If you work indoors or spend most of your time inside, there’s a good chance you’re vitamin D deficient. If you’re not sure what that means, think about this: If you have a vitamin D deficiency, your risk for heart disease, mental decline, cancer, and asthma (in children), goes up. So does your risk for diabetes, high blood pressure, and even multiple sclerosis. Lack of vitamin D has even been linked to weak immune system function, depression, and skin-related problems.
How can you tell if you’re vitamin D deficient? You can’t really tell by simply assessing how you feel. But a basic blood test can measure your vitamin D levels. It’s the best way to find out if you’re getting enough vitamin D from your diet and time in the sun, or if you need to take a vitamin D supplement.
And chances are pretty good that you do. In a recent meta analysis, researchers looked at vitamin D levels for 53,400 people.

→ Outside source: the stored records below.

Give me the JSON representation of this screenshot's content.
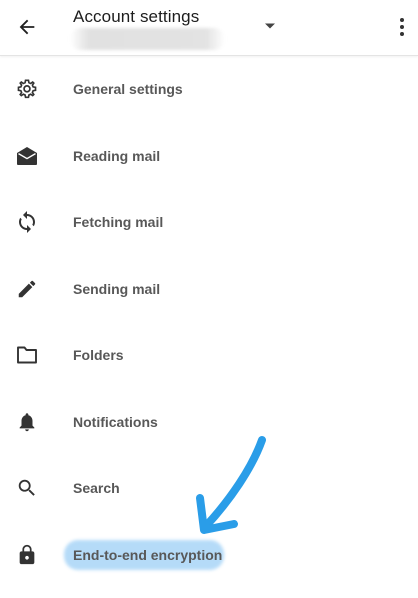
{
  "header": {
    "title": "Account settings"
  },
  "icons": {
    "back": "arrow-back-icon",
    "dropdown": "dropdown-arrow-icon",
    "more": "more-vert-icon"
  },
  "settings": {
    "items": [
      {
        "label": "General settings",
        "icon": "gear-icon"
      },
      {
        "label": "Reading mail",
        "icon": "envelope-open-icon"
      },
      {
        "label": "Fetching mail",
        "icon": "sync-icon"
      },
      {
        "label": "Sending mail",
        "icon": "pencil-icon"
      },
      {
        "label": "Folders",
        "icon": "folder-icon"
      },
      {
        "label": "Notifications",
        "icon": "bell-icon"
      },
      {
        "label": "Search",
        "icon": "search-icon"
      },
      {
        "label": "End-to-end encryption",
        "icon": "lock-icon"
      }
    ]
  },
  "annotation": {
    "highlight_color": "#a9d5f7",
    "arrow_color": "#2a9de8"
  }
}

They found that people who work indoors are mostly likely to have a vitamin D deficiency (around 70 to 80 percent). But even among people who work outdoors, and spend more time in the sun, about 48 percent were still vitamin D deficient.
The Sunshine Diet for Vitamin D
Vitamin D is found naturally found in some foods. And it’s sometimes used to fortify milk, cereal, juice, etc. But the best source of vitamin D for most people is the sun. When your skin is exposed to natural sunlight, vitamin D is produced and absorbed. And it doesn’t take a lot of time. Fifteen minutes in the sun without sunblock (for a fair-skinned person) is enough time to produce vitamin D stores.
Vitamin D Supplement
But if your work, lifestyle, and environment make it hard to spend time outside, taking a vitamin D supplement can help too. The U.S. Office of Dietary Supplements recommends 600 IU of vitamin D per day for people age 1 to 70. For those 71 and older, 800 IU of vitamin D daily is recommended. But you may need more depending on where you live and how much/little sun exposure you get.
Foods High in Vitamin D
Not a lot of foods contain high levels of vitamin D. But there are some worth adding to your diet. Like salmon, tuna, eggs, mushrooms, and dairy products.
A little more time in the sun will help you get more vitamin D. Changes to your diet can help too. A Low-Carb diet makes sense, because it typically calls for eating more natural protein sources that contain vitamin D like Salmon Caponata with Orzo & Spinach, or Spinach Lasagna with Garlic Green Beans.